▶ **Description of the task**
Each record must be printed exactly as given.

▶ **Records to process**
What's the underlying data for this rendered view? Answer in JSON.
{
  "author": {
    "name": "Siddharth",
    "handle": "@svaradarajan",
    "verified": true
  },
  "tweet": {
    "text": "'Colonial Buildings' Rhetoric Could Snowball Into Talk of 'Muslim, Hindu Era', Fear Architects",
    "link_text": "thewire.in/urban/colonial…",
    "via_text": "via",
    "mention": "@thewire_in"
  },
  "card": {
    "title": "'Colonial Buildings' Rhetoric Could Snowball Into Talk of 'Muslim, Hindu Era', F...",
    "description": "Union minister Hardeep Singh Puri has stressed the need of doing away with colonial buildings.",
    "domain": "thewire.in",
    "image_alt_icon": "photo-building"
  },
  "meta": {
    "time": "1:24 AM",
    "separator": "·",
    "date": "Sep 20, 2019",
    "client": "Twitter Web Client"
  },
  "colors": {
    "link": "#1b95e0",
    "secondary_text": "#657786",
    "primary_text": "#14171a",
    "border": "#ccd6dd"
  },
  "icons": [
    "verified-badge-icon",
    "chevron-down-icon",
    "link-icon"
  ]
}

▶ **Worked solution**
What's the underlying data for this rendered view? Answer in JSON.
{
  "author": {
    "name": "Siddharth",
    "handle": "@svaradarajan",
    "verified": true
  },
  "tweet": {
    "text": "'Colonial Buildings' Rhetoric Could Snowball Into Talk of 'Muslim, Hindu Era', Fear Architects",
    "link_text": "thewire.in/urban/colonial…",
    "via_text": "via",
    "mention": "@thewire_in"
  },
  "card": {
    "title": "'Colonial Buildings' Rhetoric Could Snowball Into Talk of 'Muslim, Hindu Era', F...",
    "description": "Union minister Hardeep Singh Puri has stressed the need of doing away with colonial buildings.",
    "domain": "thewire.in",
    "image_alt_icon": "photo-building"
  },
  "meta": {
    "time": "1:24 AM",
    "separator": "·",
    "date": "Sep 20, 2019",
    "client": "Twitter Web Client"
  },
  "colors": {
    "link": "#1b95e0",
    "secondary_text": "#657786",
    "primary_text": "#14171a",
    "border": "#ccd6dd"
  },
  "icons": [
    "verified-badge-icon",
    "chevron-down-icon",
    "link-icon"
  ]
}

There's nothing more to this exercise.